I wore Bindi Jewelry to Coachella. Do I regret it? Nope! I also have tribal tattoos and plan on getting one of the Ganesha and I am not Hindu. I do consider myself culturally aware but I’m guilty of cultural appropriation. Yet, I don’t regret my decisions. Cultural Appropriation has been a hot-button issue for a while, especially as it relates to music festivals. A recently posted video titled Dear White Women, We Need To Talk About Coachella sparked a lot of debate on Social Media. While I agree with the underlying message of being respectful of religious symbols and practices. There are a few things about the video that I disagreed with. For starters, singling out White Women. I wore a Bindi, but I’m a black woman, do I get a pass?
My “Third Eye” sparkling in the sunlight.
There’s a razor thin line between wearing something because you respect its beauty and culture and making light of something another considers sacred. While this video describes the Bindi as “a symbol of spirituality and awakening instead of a forehead accessory”. Anjali Joshi explains Why a Bindi Is NOT an Example of Cultural Appropriation. Joshi explains that, “Of my informal survey of 50 Hindu women, not one could accurately explain its history, religious or spiritual significance. I had to Google it myself, and I’ve been wearing one since before I could walk.” But does one South Asian’s opinion validate my decision? Another article breaks down the difference between appropriation and appreciation and wraps up the subject honestly by acknowledging that “our reaction to appropriation is also tied up in who’s doing the appropriating.”
My style inspiration for the first day of Coachella was Frida Kahlo. I’d recently written a post about how much she’s influenced me. So I wanted to pay homage to her by bringing her look to life, as a Fat Black Woman. I knew I wanted to wear a Bindi in a unique way, so I decided to channel Frida’s Third Eye piece and wear three. I couldn’t wait to share my Day #1 photos on my favorite social sites. But I was a little nervous about the possible blowback. Not only did I post on my personal and blog pages I posted in some of the Facebook travel groups I’m a member of. While most of the comments were positive and encouraging, there was some negative feedback. I also noticed that some of my “woke” friends didn’t “like” the photos of me wearing a Bindi. But “loved” and commented on photos from days two and three when I was Bindi-free.

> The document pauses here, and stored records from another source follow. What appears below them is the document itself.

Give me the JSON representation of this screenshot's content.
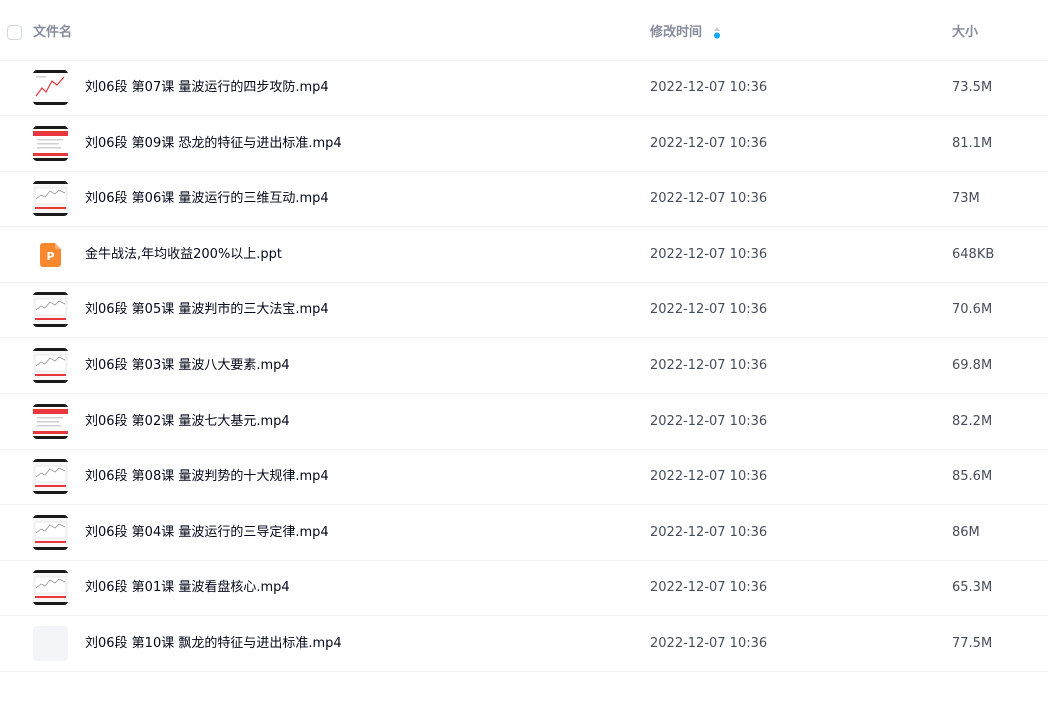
{
  "header": {
    "name_label": "文件名",
    "time_label": "修改时间",
    "size_label": "大小"
  },
  "colors": {
    "header_text": "#878c9c",
    "sort_icon": "#06a7ff",
    "thumb_red": "#e8383d",
    "ppt_orange": "#f7882e"
  },
  "files": [
    {
      "name": "刘06段 第07课 量波运行的四步攻防.mp4",
      "time": "2022-12-07 10:36",
      "size": "73.5M",
      "icon": "video-thumbnail-icon"
    },
    {
      "name": "刘06段 第09课 恐龙的特征与进出标准.mp4",
      "time": "2022-12-07 10:36",
      "size": "81.1M",
      "icon": "video-thumbnail-icon"
    },
    {
      "name": "刘06段 第06课 量波运行的三维互动.mp4",
      "time": "2022-12-07 10:36",
      "size": "73M",
      "icon": "video-thumbnail-icon"
    },
    {
      "name": "金牛战法,年均收益200%以上.ppt",
      "time": "2022-12-07 10:36",
      "size": "648KB",
      "icon": "ppt-file-icon"
    },
    {
      "name": "刘06段 第05课 量波判市的三大法宝.mp4",
      "time": "2022-12-07 10:36",
      "size": "70.6M",
      "icon": "video-thumbnail-icon"
    },
    {
      "name": "刘06段 第03课 量波八大要素.mp4",
      "time": "2022-12-07 10:36",
      "size": "69.8M",
      "icon": "video-thumbnail-icon"
    },
    {
      "name": "刘06段 第02课 量波七大基元.mp4",
      "time": "2022-12-07 10:36",
      "size": "82.2M",
      "icon": "video-thumbnail-icon"
    },
    {
      "name": "刘06段 第08课 量波判势的十大规律.mp4",
      "time": "2022-12-07 10:36",
      "size": "85.6M",
      "icon": "video-thumbnail-icon"
    },
    {
      "name": "刘06段 第04课 量波运行的三导定律.mp4",
      "time": "2022-12-07 10:36",
      "size": "86M",
      "icon": "video-thumbnail-icon"
    },
    {
      "name": "刘06段 第01课 量波看盘核心.mp4",
      "time": "2022-12-07 10:36",
      "size": "65.3M",
      "icon": "video-thumbnail-icon"
    },
    {
      "name": "刘06段 第10课 飘龙的特征与进出标准.mp4",
      "time": "2022-12-07 10:36",
      "size": "77.5M",
      "icon": "blank-thumbnail-icon"
    }
  ]
}
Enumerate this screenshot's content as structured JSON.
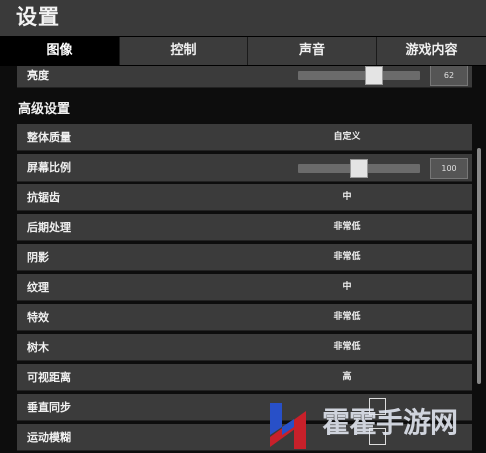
{
  "header": {
    "title": "设置"
  },
  "tabs": [
    {
      "label": "图像",
      "active": true
    },
    {
      "label": "控制",
      "active": false
    },
    {
      "label": "声音",
      "active": false
    },
    {
      "label": "游戏内容",
      "active": false
    }
  ],
  "brightness": {
    "label": "亮度",
    "value": 62,
    "min": 0,
    "max": 100
  },
  "section": {
    "title": "高级设置"
  },
  "settings": [
    {
      "label": "整体质量",
      "value": "自定义"
    },
    {
      "label": "屏幕比例",
      "value": "100"
    },
    {
      "label": "抗锯齿",
      "value": "中"
    },
    {
      "label": "后期处理",
      "value": "非常低"
    },
    {
      "label": "阴影",
      "value": "非常低"
    },
    {
      "label": "纹理",
      "value": "中"
    },
    {
      "label": "特效",
      "value": "非常低"
    },
    {
      "label": "树木",
      "value": "非常低"
    },
    {
      "label": "可视距离",
      "value": "高"
    },
    {
      "label": "垂直同步",
      "value": ""
    },
    {
      "label": "运动模糊",
      "value": ""
    }
  ],
  "screen_scale": {
    "value": 100,
    "min": 50,
    "max": 150
  },
  "watermark": {
    "text": "霍霍手游网"
  },
  "colors": {
    "accent_red": "#c8202a",
    "accent_blue": "#2850c8"
  }
}
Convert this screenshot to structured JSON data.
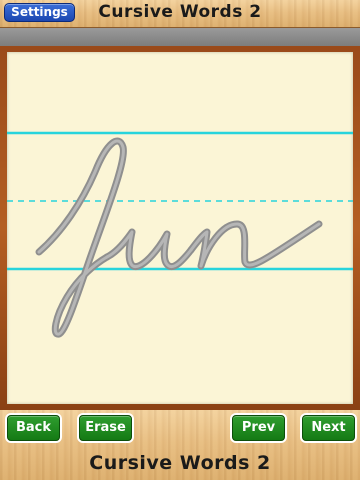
{
  "app": {
    "title_top": "Cursive Words 2",
    "title_bottom": "Cursive Words 2"
  },
  "toolbar": {
    "settings_label": "Settings"
  },
  "board": {
    "word": "fun",
    "colors": {
      "paper": "#fbf5d6",
      "guide_line": "#27d4dc",
      "letter_stroke": "#9a9a9a",
      "frame": "#a5521d"
    }
  },
  "nav": {
    "back_label": "Back",
    "erase_label": "Erase",
    "prev_label": "Prev",
    "next_label": "Next",
    "button_color": "#1a8a1a"
  }
}
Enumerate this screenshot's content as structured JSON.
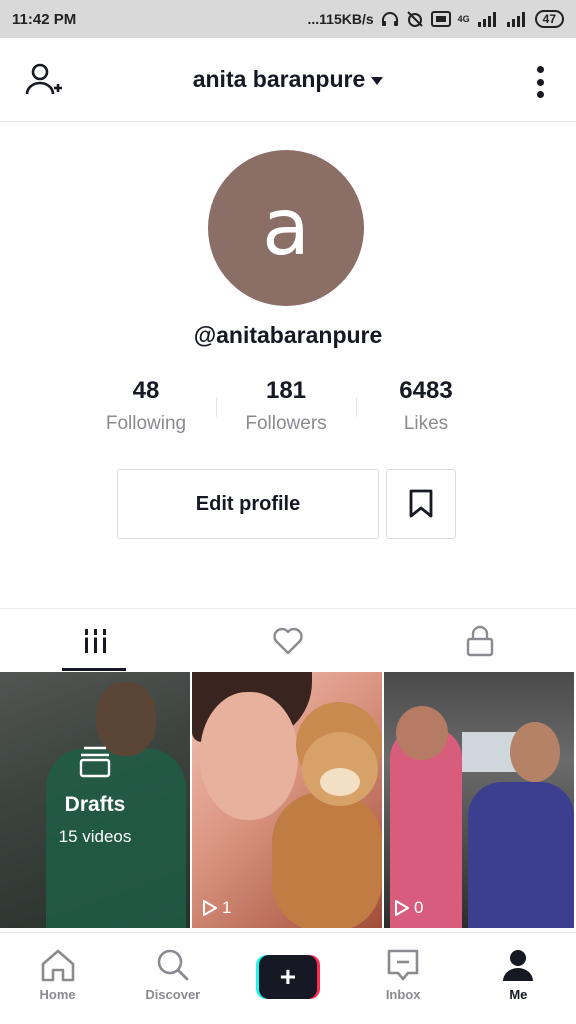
{
  "status_bar": {
    "time": "11:42 PM",
    "network_speed": "...115KB/s",
    "network_type": "4G",
    "battery": "47"
  },
  "header": {
    "title": "anita baranpure",
    "icons": {
      "left": "add-user-icon",
      "right": "more-vertical-icon"
    }
  },
  "profile": {
    "avatar_letter": "a",
    "avatar_color": "#8b6e66",
    "handle": "@anitabaranpure",
    "stats": [
      {
        "value": "48",
        "label": "Following"
      },
      {
        "value": "181",
        "label": "Followers"
      },
      {
        "value": "6483",
        "label": "Likes"
      }
    ],
    "edit_button": "Edit profile",
    "bookmark_icon": "bookmark-icon"
  },
  "tabs": [
    {
      "icon": "grid-icon",
      "active": true
    },
    {
      "icon": "heart-icon",
      "active": false
    },
    {
      "icon": "lock-icon",
      "active": false
    }
  ],
  "videos": [
    {
      "type": "drafts",
      "title": "Drafts",
      "count": "15 videos"
    },
    {
      "type": "video",
      "views": "1"
    },
    {
      "type": "video",
      "views": "0"
    }
  ],
  "nav": {
    "items": [
      {
        "label": "Home",
        "icon": "home-icon"
      },
      {
        "label": "Discover",
        "icon": "search-icon"
      },
      {
        "label": "",
        "icon": "create-plus-icon"
      },
      {
        "label": "Inbox",
        "icon": "inbox-icon"
      },
      {
        "label": "Me",
        "icon": "profile-icon"
      }
    ],
    "active": "Me"
  },
  "colors": {
    "accent_red": "#fe2c55",
    "accent_cyan": "#25f4ee",
    "text_primary": "#161823",
    "text_secondary": "#8a8b91"
  }
}
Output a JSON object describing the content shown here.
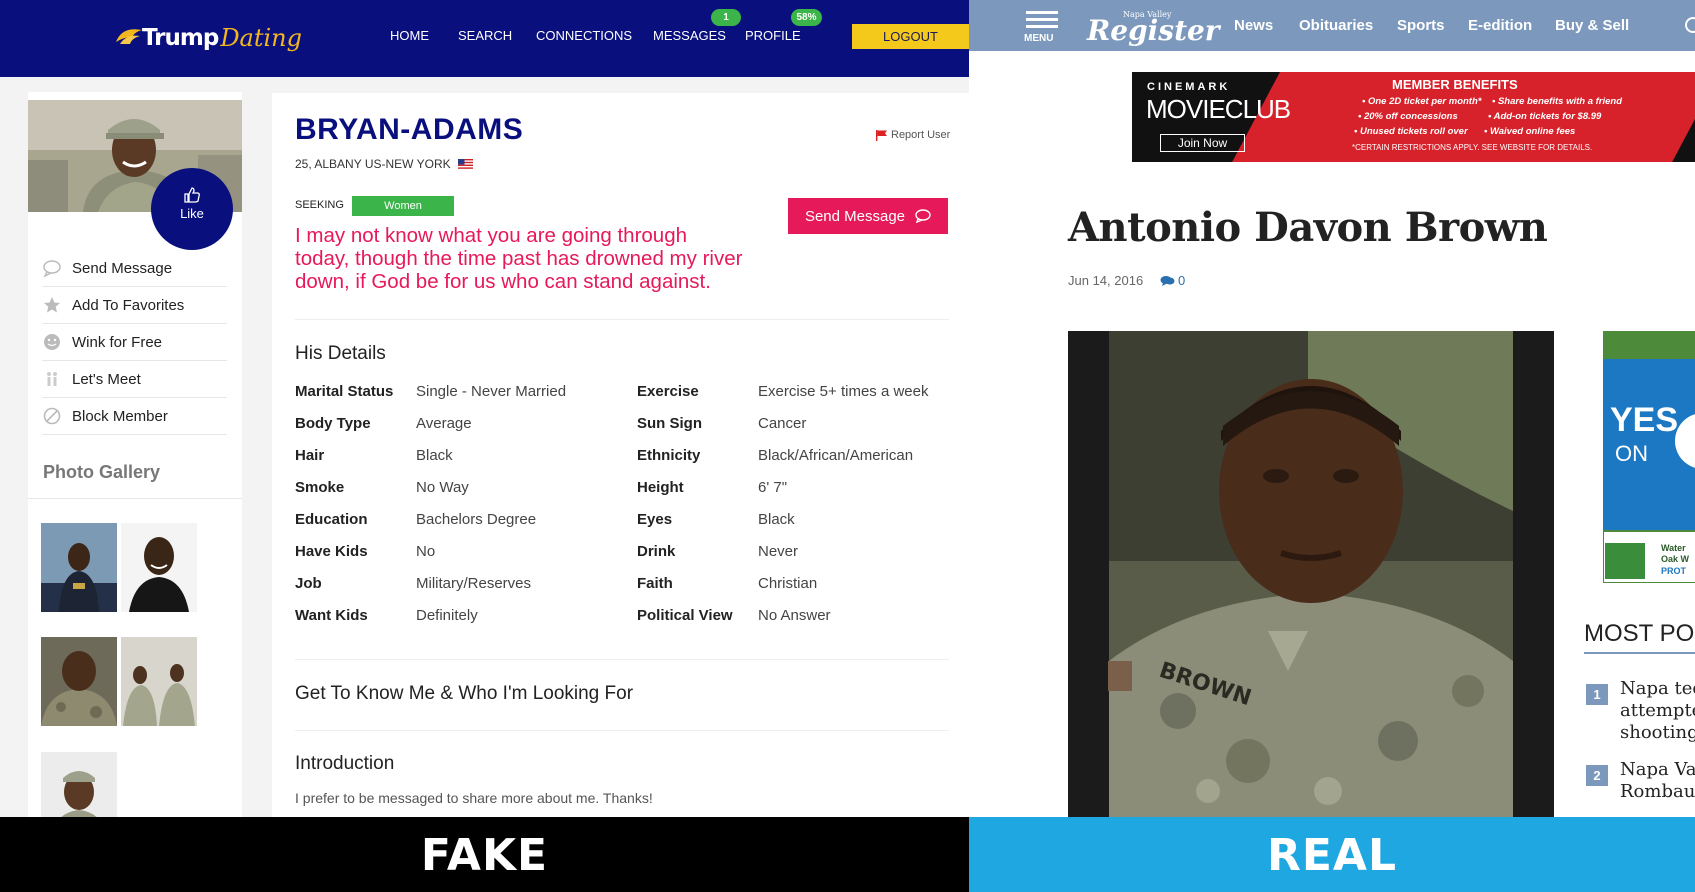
{
  "fake_site": {
    "logo": {
      "part1": "Trump",
      "part2": "Dating"
    },
    "nav": [
      {
        "label": "HOME"
      },
      {
        "label": "SEARCH"
      },
      {
        "label": "CONNECTIONS"
      },
      {
        "label": "MESSAGES",
        "badge": "1"
      },
      {
        "label": "PROFILE",
        "badge": "58%"
      }
    ],
    "logout_label": "LOGOUT",
    "like_label": "Like",
    "sidebar_menu": [
      {
        "label": "Send Message",
        "icon": "chat-bubble-icon"
      },
      {
        "label": "Add To Favorites",
        "icon": "star-icon"
      },
      {
        "label": "Wink for Free",
        "icon": "smiley-icon"
      },
      {
        "label": "Let's Meet",
        "icon": "couple-icon"
      },
      {
        "label": "Block Member",
        "icon": "block-icon"
      }
    ],
    "gallery_title": "Photo Gallery",
    "profile": {
      "name": "BRYAN-ADAMS",
      "location": "25, ALBANY US-NEW YORK",
      "report_label": "Report User",
      "seeking_label": "SEEKING",
      "seeking_value": "Women",
      "send_message_label": "Send Message",
      "quote": "I may not know what you are going through today, though the time past has drowned my river down, if God be for us who can stand against."
    },
    "details_title": "His Details",
    "details_left": [
      {
        "label": "Marital Status",
        "value": "Single - Never Married"
      },
      {
        "label": "Body Type",
        "value": "Average"
      },
      {
        "label": "Hair",
        "value": "Black"
      },
      {
        "label": "Smoke",
        "value": "No Way"
      },
      {
        "label": "Education",
        "value": "Bachelors Degree"
      },
      {
        "label": "Have Kids",
        "value": "No"
      },
      {
        "label": "Job",
        "value": "Military/Reserves"
      },
      {
        "label": "Want Kids",
        "value": "Definitely"
      }
    ],
    "details_right": [
      {
        "label": "Exercise",
        "value": "Exercise 5+ times a week"
      },
      {
        "label": "Sun Sign",
        "value": "Cancer"
      },
      {
        "label": "Ethnicity",
        "value": "Black/African/American"
      },
      {
        "label": "Height",
        "value": "6' 7\""
      },
      {
        "label": "Eyes",
        "value": "Black"
      },
      {
        "label": "Drink",
        "value": "Never"
      },
      {
        "label": "Faith",
        "value": "Christian"
      },
      {
        "label": "Political View",
        "value": "No Answer"
      }
    ],
    "get_to_know_title": "Get To Know Me & Who I'm Looking For",
    "intro_title": "Introduction",
    "intro_text": "I prefer to be messaged to share more about me. Thanks!"
  },
  "real_site": {
    "menu_label": "MENU",
    "logo_small": "Napa Valley",
    "logo_big": "Register",
    "nav": [
      {
        "label": "News"
      },
      {
        "label": "Obituaries"
      },
      {
        "label": "Sports"
      },
      {
        "label": "E-edition"
      },
      {
        "label": "Buy & Sell"
      }
    ],
    "ad": {
      "brand_top": "CINEMARK",
      "brand_main": "MOVIECLUB",
      "join": "Join Now",
      "benefits_title": "MEMBER BENEFITS",
      "benefits": [
        "• One 2D ticket per month*",
        "• Share benefits with a friend",
        "• 20% off concessions",
        "• Add-on tickets for $8.99",
        "• Unused tickets roll over",
        "• Waived online fees"
      ],
      "footnote": "*CERTAIN RESTRICTIONS APPLY. SEE WEBSITE FOR DETAILS."
    },
    "headline": "Antonio Davon Brown",
    "date": "Jun 14, 2016",
    "comments": "0",
    "side_ad": {
      "line1": "YES",
      "line2": "ON",
      "line3": "Water",
      "line4": "Oak W",
      "line5": "PROT"
    },
    "most_popular_title": "MOST POP",
    "most_popular": [
      {
        "num": "1",
        "text": "Napa teen\nattempte\nshooting"
      },
      {
        "num": "2",
        "text": "Napa Vall\nRombaue"
      }
    ]
  },
  "banners": {
    "fake": "FAKE",
    "real": "REAL"
  },
  "colors": {
    "navy": "#0a0f7e",
    "pink": "#e6195a",
    "green": "#3bb54a",
    "gold": "#f5c91b",
    "register_blue": "#7c98bc",
    "real_banner": "#1ea7e0"
  }
}
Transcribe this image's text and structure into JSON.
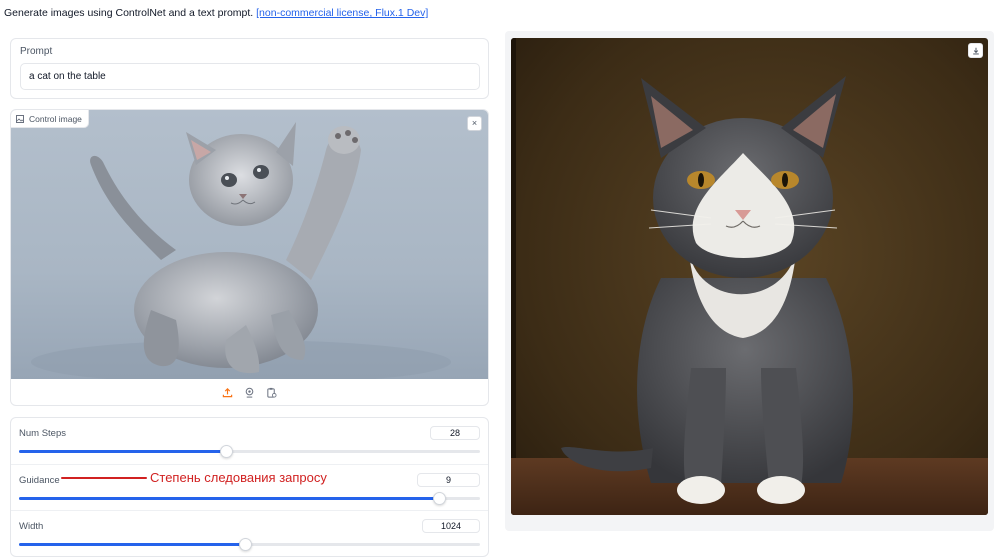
{
  "intro": {
    "text": "Generate images using ControlNet and a text prompt.",
    "link": "[non-commercial license, Flux.1 Dev]"
  },
  "prompt": {
    "label": "Prompt",
    "value": "a cat on the table"
  },
  "control_image": {
    "label": "Control image",
    "close": "×",
    "tools": [
      "upload-icon",
      "webcam-icon",
      "clipboard-icon"
    ]
  },
  "sliders": [
    {
      "label": "Num Steps",
      "value": "28",
      "fraction": 0.45
    },
    {
      "label": "Guidance",
      "value": "9",
      "fraction": 0.91,
      "annotation": "Степень следования запросу"
    },
    {
      "label": "Width",
      "value": "1024",
      "fraction": 0.49
    }
  ],
  "colors": {
    "accent": "#2563eb",
    "annotation": "#d12121"
  },
  "output": {
    "download_icon": "download-icon"
  }
}
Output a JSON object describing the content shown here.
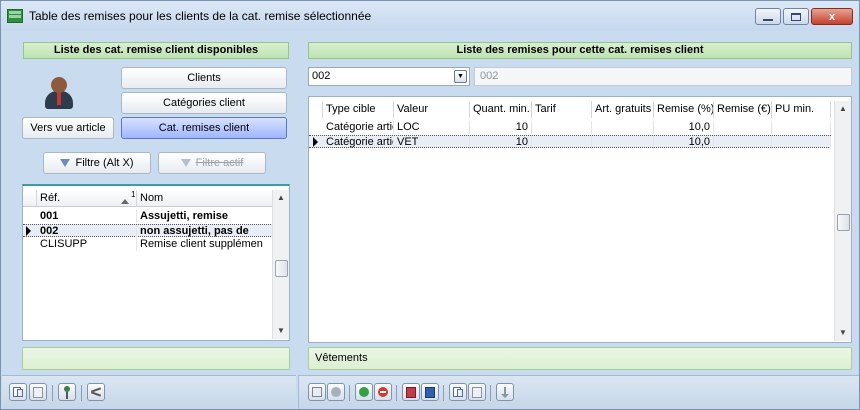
{
  "window": {
    "title": "Table des remises pour les clients de la cat. remise sélectionnée",
    "close_label": "x"
  },
  "left": {
    "header": "Liste des cat. remise client disponibles",
    "buttons": {
      "clients": "Clients",
      "categories": "Catégories client",
      "view_article": "Vers vue article",
      "cat_remises": "Cat. remises client",
      "filter": "Filtre (Alt X)",
      "filter_active": "Filtre actif"
    },
    "grid": {
      "columns": [
        "Réf.",
        "Nom"
      ],
      "sort_index": "1",
      "rows": [
        {
          "ref": "001",
          "nom": "Assujetti, remise"
        },
        {
          "ref": "002",
          "nom": "non assujetti, pas de"
        },
        {
          "ref": "CLISUPP",
          "nom": "Remise client supplémen"
        }
      ]
    },
    "status": ""
  },
  "right": {
    "header": "Liste des remises pour cette cat. remises client",
    "select_value": "002",
    "readonly_value": "002",
    "grid": {
      "columns": [
        "Type cible",
        "Valeur",
        "Quant. min.",
        "Tarif",
        "Art. gratuits",
        "Remise (%)",
        "Remise (€)",
        "PU min."
      ],
      "rows": [
        {
          "type": "Catégorie artic",
          "valeur": "LOC",
          "quant": "10",
          "tarif": "",
          "gratuits": "",
          "remise_pct": "10,0",
          "remise_eur": "",
          "pu": ""
        },
        {
          "type": "Catégorie artic",
          "valeur": "VET",
          "quant": "10",
          "tarif": "",
          "gratuits": "",
          "remise_pct": "10,0",
          "remise_eur": "",
          "pu": ""
        }
      ]
    },
    "status": "Vêtements"
  }
}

The irony is Frida was also accused of cultural appropriation. She was known for wearing embroidered dresses of indigenous Tehuana style. Although she wasn’t of indigenous descent, she was enamored by the matriarchal society. Still, the honest truth is that while Frida had the privilege of “playing dress up” indigenous women who wore the same styles remained oppressed.
I don’t think there is anything wrong with appreciating someone else’s culture and wearing things from it in a respectful way because you find it beautiful. Still, fashion is trend driven and while some things are timeless, it’s hard to say what is sacred. Men’s suits are a western fashion staple worn for business and formal events. However, you can visit any country in the world and see business men wearing business suits. Is that cultural appropriation? What about wearing a rosary? Something that’s frowned upon in the Catholic faith. When I visited Thailand I saw signs everywhere explaining that tattoos of Buddha was not only wrong but against the law. Many people have been deported from and even imprisoned in Buddhist countries for sporting their spiritual leader as a tattoo.
Photo via Knowing Buddha
So, long story short, I made a list of fashion clichés and checked them all off in one weekend in Indio. Flower crown? Check! Bikini top? Check! Bindi? Triple check! If you’re offended by me wearing a Bindi, I do apologize because that’s not my intention. However, would I wear it again? Yes! I use fashion as an artistic outlets. I don’t dress to impress others, I dress to express myself. No approval needed.